Gas and electric bills will probably be most relevant in the cold winters. Heating bills can be expensive so don’t leave them on overnight or when you are out of the house. These bills will usually come from the same provider and will be 3 or 4 months’ worth of usage in a bill. Bare this in mind and find out when you will be billed so you are not short of money. It will be expensive in the winter, so a big blanket and a giant coat are certainly required.
Step 7: Buying Supplies
At last, the food and drink! Shopping is very straight forward in Denmark and is very easy to get hold of the traditional Danish pastries, so be on your guard or you will be reading a Room in the Moon guide on Danish gyms!
The supermarkets are the cheapest way to shop in Denmark and there are many places to choose from. Kwickly and Føtex Food are the most expensive but they have a far bigger selection. Fakta, Netto, Rema 1000 and Kiwi are the other supermarkets and they are certainly cheaper, but have less specialist items and are far better for your more basic shop. You can find alcohol in all of these shops and even in petrol stations and corner shops. Most of the shops have a fresh bakery counter which are highly recommended for some delicious cakes and breads.
Step 8: Entertainment
Due to a lot of the Radio and TV channels being in Danish, it can be hard to find something you like but more importantly, understand! Satellite TV will bring you a lot of more channels in English, they will have Danish subtitles though.
In time, it is actually a good way to get used to the Danish language as you will begin to pick up words here and there. Danish TV has a lot of American TV shows in general, but sometimes you can choose 1 or 2 extra channels for yourself.

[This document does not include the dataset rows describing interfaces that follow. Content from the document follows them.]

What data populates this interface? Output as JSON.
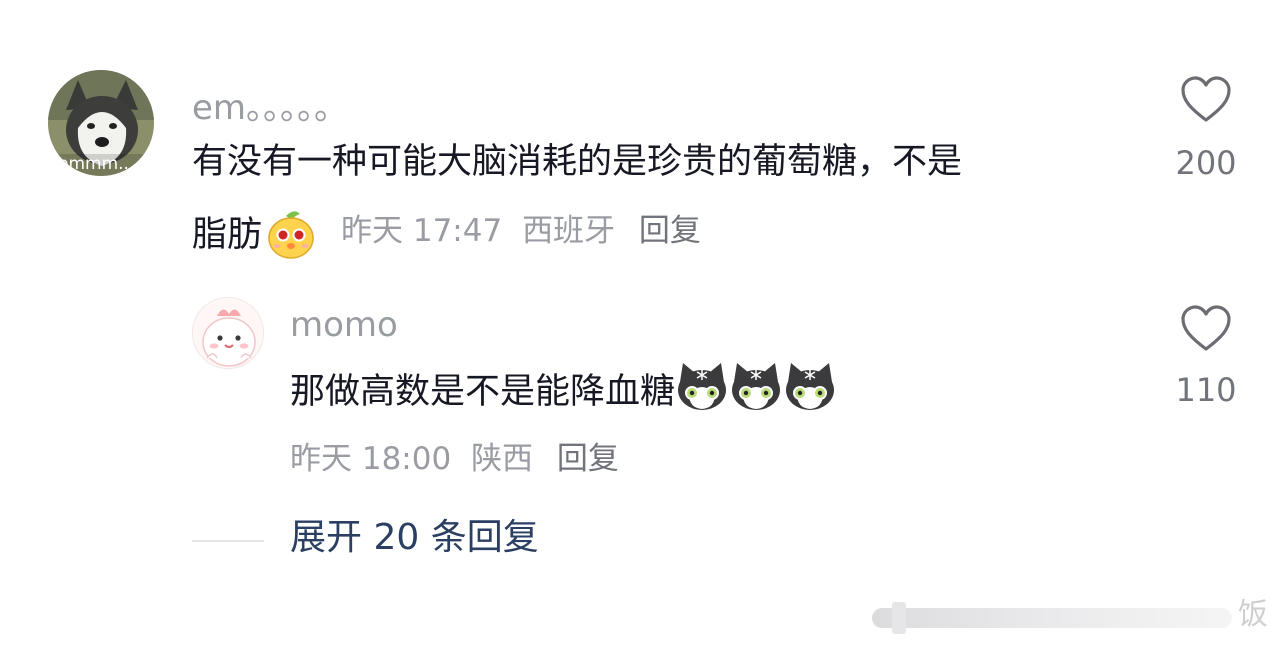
{
  "comments": [
    {
      "username": "em。。。。。",
      "avatar_text": "emmm...",
      "text_line1": "有没有一种可能大脑消耗的是珍贵的葡萄糖，不是",
      "text_line2": "脂肪",
      "time": "昨天 17:47",
      "location": "西班牙",
      "reply_label": "回复",
      "likes": "200"
    },
    {
      "username": "momo",
      "text": "那做高数是不是能降血糖",
      "time": "昨天 18:00",
      "location": "陕西",
      "reply_label": "回复",
      "likes": "110"
    }
  ],
  "expand_replies": "展开 20 条回复",
  "watermark_text": "饭",
  "icons": {
    "like": "heart-outline-icon",
    "emoji1": "yellow-chick-emoji",
    "emoji2": "tuxedo-cat-emoji"
  },
  "colors": {
    "primary_text": "#161823",
    "secondary_text": "#9a9ca3",
    "link": "#2b3f63"
  }
}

If you speak to the TV provider, it can be possible to get channels in English, Spanish, and Arabic etc.
This is another company that provides a lot of services but can be used to get TV. Be sure to shop around to find the best deals that suit you. Other companies are;
Step 9: Register for Danish classes
Speaking Danish is no easy feat, so it is definitely a good idea to enroll in Danish lessons. When you are given your CPR number, it is possible to go through a process that will enroll you in FREE Danish lessons. That is a no-brainer. LaerDansk are a language school that will give you as many or as few Danish lessons as you want. You can also chose to study at their school or at home via an online course.
Step 10: Finding a job
First of all, congratulations on getting this far with your move to Denmark! This is the final leg of the journey but possibly the most important. Finding a job in Denmark can be very difficult unless you speak Danish. Some jobs will operate in English but this is quite rare or specialized work.
There are, however, many services available that will help you find your job in Denmark. Being familiar with these sites and visiting them regularly will make sure you have the best possible chance of getting a job that is suited to you.
These sites are unfortunately in Danish, but if you search for them on Google, then the pages can be translated into English. Another great service from Work in Denmark, is their job search help. On their website, they list jobs for foreigners and it is in English. Work in Denmark also provide advice on how to write your CV to meet Danish guidelines and application help. Jobs in Copenhagen are also a great site to use, as they specialize in placing English speaking professionals in a job.
Finally, sometimes the old way is the best way and handing in a CV into a shop, bar or restaurant may just be the way to get yourself in a job and quickly. Maximize your opportunities and follow these tips for finding work as it is not going to fall into your lap. Hopefully, your new life and new job are just around the corner!